What you should do —
Only the lines with the string "JSON" are needed; return each of them from the entries below.

==== Source material ====

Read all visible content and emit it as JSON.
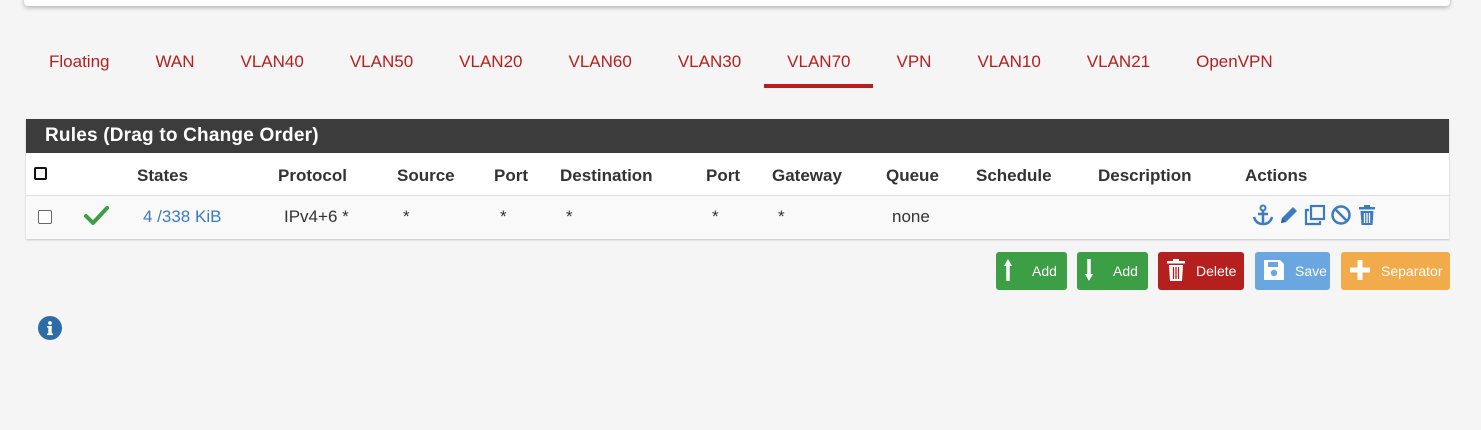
{
  "tabs": [
    {
      "label": "Floating"
    },
    {
      "label": "WAN"
    },
    {
      "label": "VLAN40"
    },
    {
      "label": "VLAN50"
    },
    {
      "label": "VLAN20"
    },
    {
      "label": "VLAN60"
    },
    {
      "label": "VLAN30"
    },
    {
      "label": "VLAN70",
      "active": true
    },
    {
      "label": "VPN"
    },
    {
      "label": "VLAN10"
    },
    {
      "label": "VLAN21"
    },
    {
      "label": "OpenVPN"
    }
  ],
  "panel": {
    "title": "Rules (Drag to Change Order)",
    "columns": {
      "states": "States",
      "protocol": "Protocol",
      "source": "Source",
      "port": "Port",
      "destination": "Destination",
      "port2": "Port",
      "gateway": "Gateway",
      "queue": "Queue",
      "schedule": "Schedule",
      "description": "Description",
      "actions": "Actions"
    },
    "rows": [
      {
        "states": "4 /338 KiB",
        "protocol": "IPv4+6 *",
        "source": "*",
        "port": "*",
        "destination": "*",
        "port2": "*",
        "gateway": "*",
        "queue": "none",
        "schedule": "",
        "description": ""
      }
    ],
    "action_icons": [
      "anchor-icon",
      "pencil-icon",
      "copy-icon",
      "ban-icon",
      "trash-icon"
    ]
  },
  "buttons": {
    "add_top": "Add",
    "add_bottom": "Add",
    "delete": "Delete",
    "save": "Save",
    "separator": "Separator"
  },
  "colors": {
    "accent_red": "#b5201e",
    "link_blue": "#3b7bbf",
    "success_green": "#3c9e45",
    "save_blue": "#6aa7e0",
    "separator_orange": "#f2ab4a"
  }
}
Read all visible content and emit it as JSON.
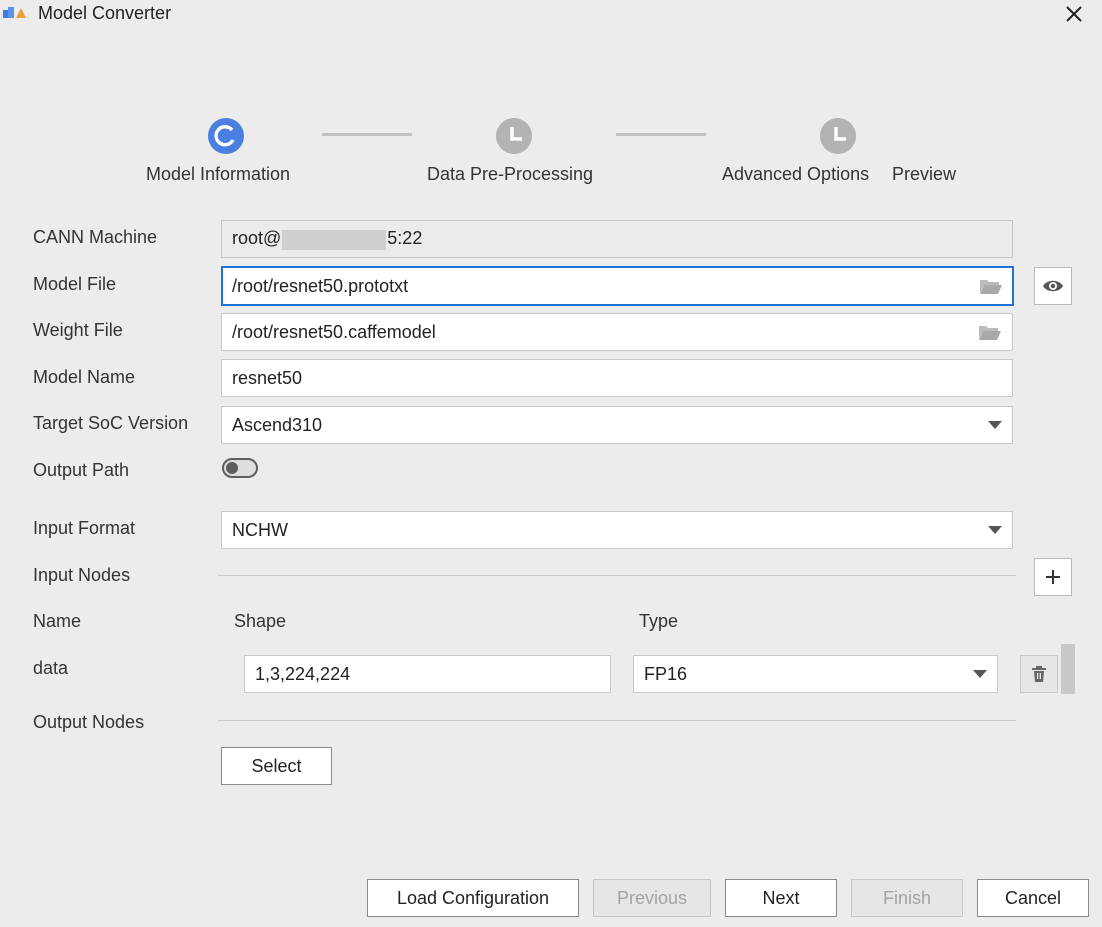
{
  "window": {
    "title": "Model Converter"
  },
  "steps": [
    {
      "label": "Model Information",
      "state": "active"
    },
    {
      "label": "Data Pre-Processing",
      "state": "pending"
    },
    {
      "label": "Advanced Options",
      "state": "pending"
    },
    {
      "label": "Preview",
      "state": "pending"
    }
  ],
  "form": {
    "cann_machine": {
      "label": "CANN Machine",
      "value_prefix": "root@",
      "value_suffix": "5:22"
    },
    "model_file": {
      "label": "Model File",
      "value": "/root/resnet50.prototxt"
    },
    "weight_file": {
      "label": "Weight File",
      "value": "/root/resnet50.caffemodel"
    },
    "model_name": {
      "label": "Model Name",
      "value": "resnet50"
    },
    "target_soc": {
      "label": "Target SoC Version",
      "value": "Ascend310"
    },
    "output_path": {
      "label": "Output Path",
      "enabled": false
    },
    "input_format": {
      "label": "Input Format",
      "value": "NCHW"
    },
    "input_nodes": {
      "label": "Input Nodes",
      "columns": {
        "name": "Name",
        "shape": "Shape",
        "type": "Type"
      },
      "rows": [
        {
          "name": "data",
          "shape": "1,3,224,224",
          "type": "FP16"
        }
      ]
    },
    "output_nodes": {
      "label": "Output Nodes",
      "select_label": "Select"
    }
  },
  "footer": {
    "load_config": "Load Configuration",
    "previous": "Previous",
    "next": "Next",
    "finish": "Finish",
    "cancel": "Cancel"
  },
  "colors": {
    "accent": "#4a7fe0",
    "pending": "#b3b3b3",
    "focus_border": "#1f74d6"
  }
}
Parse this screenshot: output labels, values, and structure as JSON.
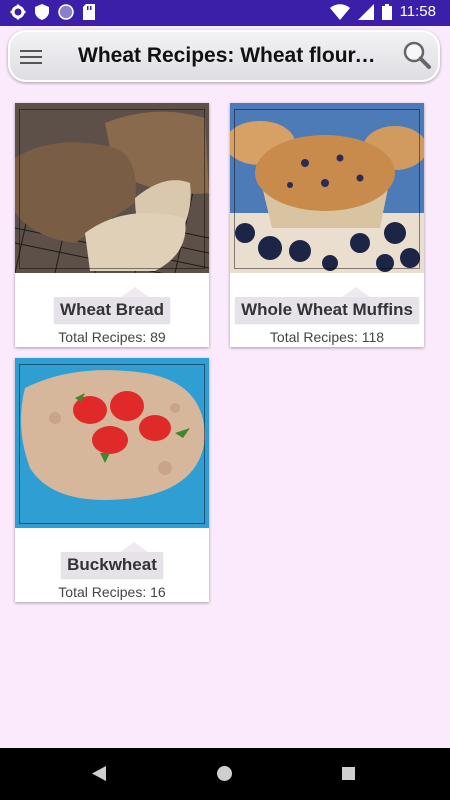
{
  "status_bar": {
    "time": "11:58",
    "left_icons": [
      "gear-icon",
      "shield-icon",
      "circle-icon",
      "sd-card-icon"
    ],
    "right_icons": [
      "wifi-icon",
      "signal-icon",
      "battery-icon"
    ]
  },
  "toolbar": {
    "title": "Wheat Recipes: Wheat flour, Whole wheat, Buckwheat"
  },
  "categories": [
    {
      "name": "Wheat Bread",
      "count_text": "Total Recipes: 89"
    },
    {
      "name": "Whole Wheat Muffins",
      "count_text": "Total Recipes: 118"
    },
    {
      "name": "Buckwheat",
      "count_text": "Total Recipes: 16"
    }
  ],
  "colors": {
    "status_bar": "#3b1fa8",
    "background": "#faeafc",
    "label_bg": "#e7e1ea",
    "nav_bar": "#000000"
  }
}
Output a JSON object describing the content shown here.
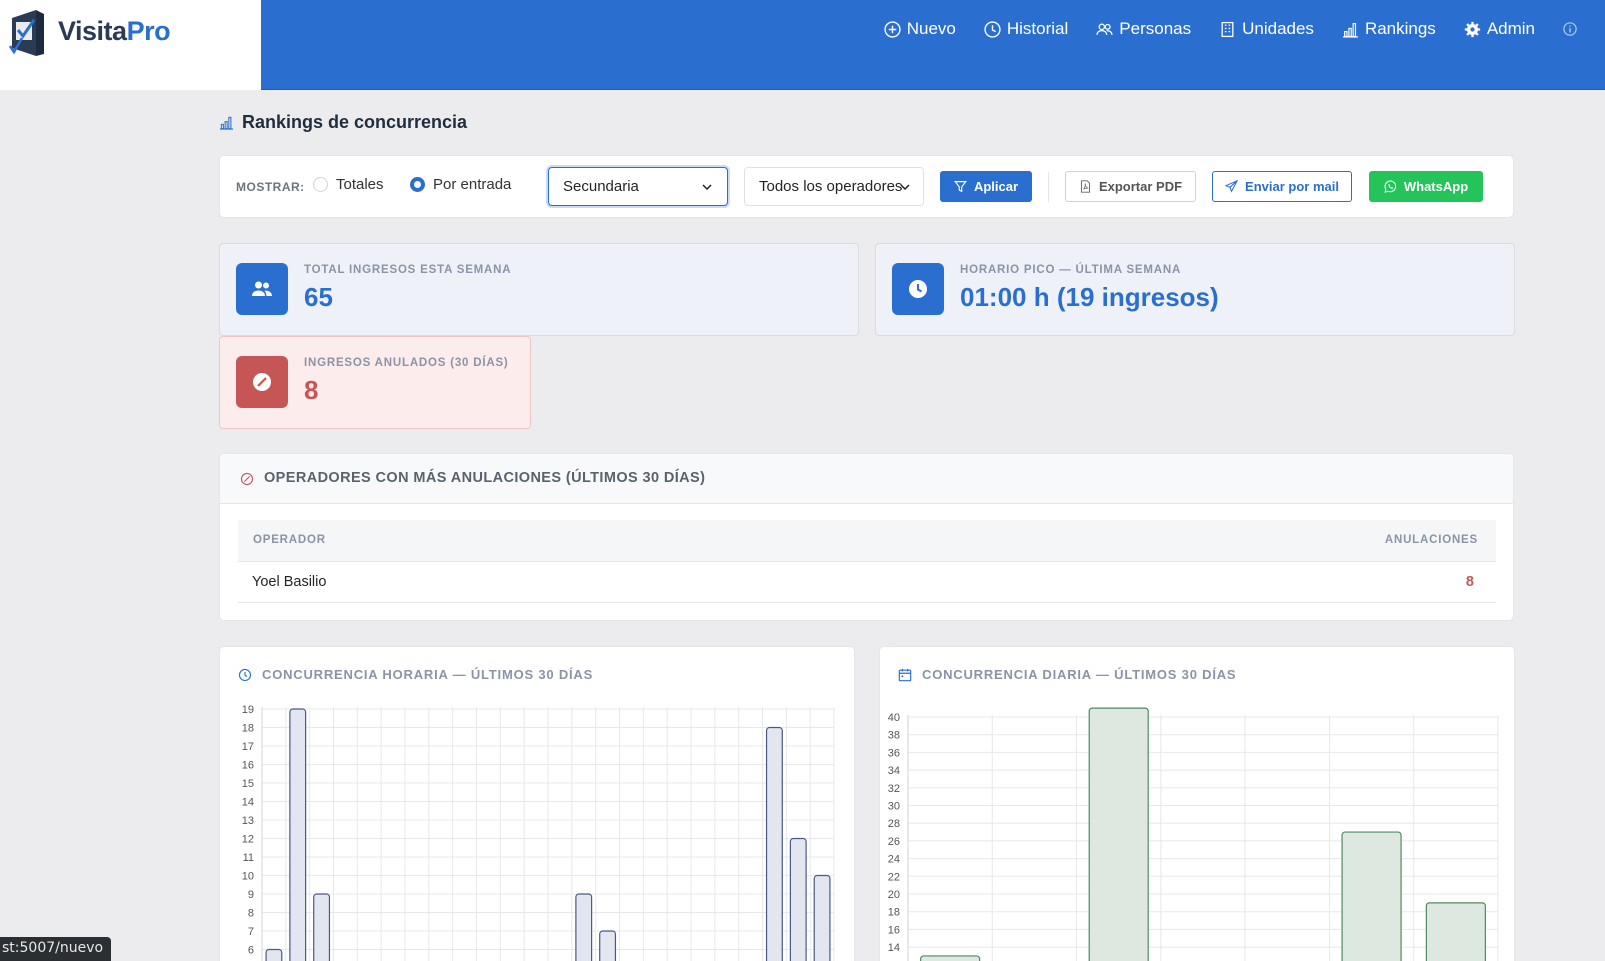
{
  "brand": {
    "name_a": "Visita",
    "name_b": "Pro"
  },
  "nav": [
    {
      "label": "Nuevo",
      "icon": "plus-circle-icon"
    },
    {
      "label": "Historial",
      "icon": "clock-icon"
    },
    {
      "label": "Personas",
      "icon": "people-icon"
    },
    {
      "label": "Unidades",
      "icon": "building-icon"
    },
    {
      "label": "Rankings",
      "icon": "bar-chart-icon"
    },
    {
      "label": "Admin",
      "icon": "gear-icon"
    }
  ],
  "page": {
    "title": "Rankings de concurrencia"
  },
  "toolbar": {
    "mostrar_label": "MOSTRAR:",
    "radio_totales": "Totales",
    "radio_por_entrada": "Por entrada",
    "selected_radio": "por_entrada",
    "entrada_select": "Secundaria",
    "operador_select": "Todos los operadores",
    "aplicar": "Aplicar",
    "exportar_pdf": "Exportar PDF",
    "enviar_mail": "Enviar por mail",
    "whatsapp": "WhatsApp"
  },
  "stats": {
    "total_label": "TOTAL INGRESOS ESTA SEMANA",
    "total_value": "65",
    "pico_label": "HORARIO PICO — ÚLTIMA SEMANA",
    "pico_value": "01:00 h (19 ingresos)",
    "anulados_label": "INGRESOS ANULADOS (30 DÍAS)",
    "anulados_value": "8"
  },
  "anulaciones": {
    "title": "OPERADORES CON MÁS ANULACIONES (ÚLTIMOS 30 DÍAS)",
    "col_operador": "OPERADOR",
    "col_anulaciones": "ANULACIONES",
    "rows": [
      {
        "operador": "Yoel Basilio",
        "anulaciones": "8"
      }
    ]
  },
  "charts": {
    "horaria_title": "CONCURRENCIA HORARIA — ÚLTIMOS 30 DÍAS",
    "diaria_title": "CONCURRENCIA DIARIA — ÚLTIMOS 30 DÍAS"
  },
  "chart_data": [
    {
      "type": "bar",
      "title": "CONCURRENCIA HORARIA — ÚLTIMOS 30 DÍAS",
      "yticks": [
        6,
        7,
        8,
        9,
        10,
        11,
        12,
        13,
        14,
        15,
        16,
        17,
        18,
        19
      ],
      "ymax": 19,
      "slots": 24,
      "values": [
        6,
        19,
        9,
        0,
        0,
        0,
        0,
        0,
        0,
        0,
        0,
        0,
        0,
        9,
        7,
        0,
        0,
        0,
        0,
        0,
        0,
        18,
        12,
        10
      ],
      "colors": {
        "fill": "#e2e6f0",
        "stroke": "#4a5a82"
      }
    },
    {
      "type": "bar",
      "title": "CONCURRENCIA DIARIA — ÚLTIMOS 30 DÍAS",
      "yticks": [
        14,
        16,
        18,
        20,
        22,
        24,
        26,
        28,
        30,
        32,
        34,
        36,
        38,
        40
      ],
      "ymax": 40,
      "slots": 7,
      "values": [
        13,
        0,
        41,
        0,
        0,
        27,
        19
      ],
      "colors": {
        "fill": "#dde9e0",
        "stroke": "#4e8a62"
      }
    }
  ],
  "statusbar": {
    "url": "st:5007/nuevo"
  }
}
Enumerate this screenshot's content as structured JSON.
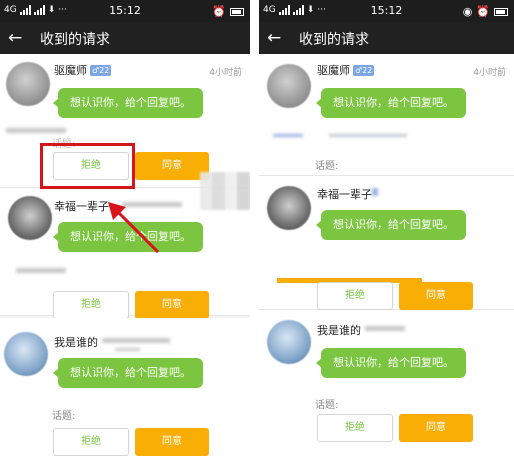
{
  "status_bar": {
    "time": "15:12",
    "signal_left": "4G",
    "signal_right": "4G"
  },
  "title_bar": {
    "back_icon": "arrow-left-icon",
    "title": "收到的请求"
  },
  "requests_left": [
    {
      "name": "驱魔师",
      "badge": "♂22",
      "time": "4小时前",
      "message": "想认识你，给个回复吧。",
      "topic": "话题:",
      "refuse": "拒绝",
      "agree": "同意"
    },
    {
      "name": "幸福一辈子",
      "message": "想认识你，给个回复吧。",
      "refuse": "拒绝",
      "agree": "同意"
    },
    {
      "name": "我是谁的",
      "message": "想认识你，给个回复吧。",
      "topic": "话题:",
      "refuse": "拒绝",
      "agree": "同意"
    }
  ],
  "requests_right": [
    {
      "name": "驱魔师",
      "badge": "♂22",
      "time": "4小时前",
      "message": "想认识你，给个回复吧。",
      "topic": "话题:"
    },
    {
      "name": "幸福一辈子",
      "message": "想认识你，给个回复吧。",
      "refuse": "拒绝",
      "agree": "同意"
    },
    {
      "name": "我是谁的",
      "message": "想认识你，给个回复吧。",
      "topic": "话题:",
      "refuse": "拒绝",
      "agree": "同意"
    }
  ],
  "annotation": {
    "highlight_color": "#d7141a",
    "arrow_color": "#d7141a"
  }
}
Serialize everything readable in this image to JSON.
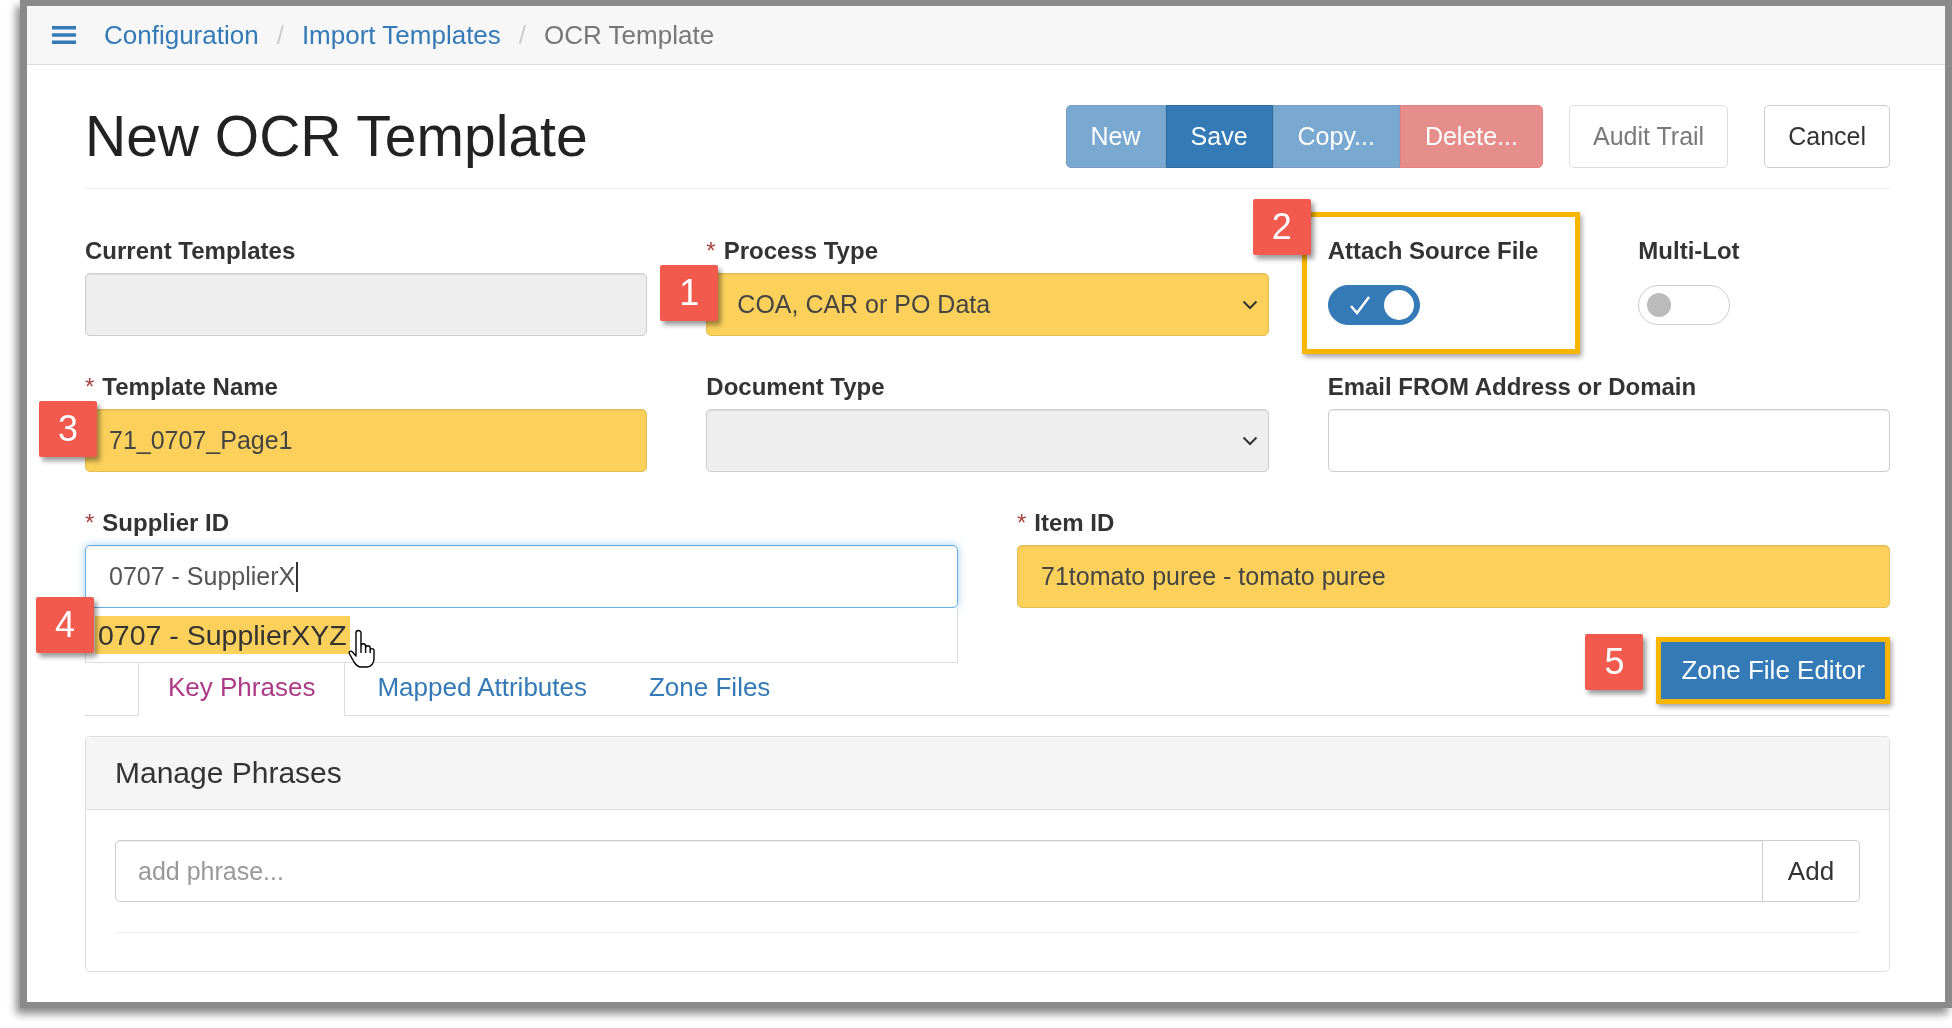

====

Expected answer —
Read all visible content and emit it as JSON.
Read all visible content and emit it as JSON.
Parse this screenshot: output labels, values, and structure as JSON.
Output a JSON object describing the content shown here.
Enumerate this screenshot's content as structured JSON.
Serialize everything readable in this image to JSON.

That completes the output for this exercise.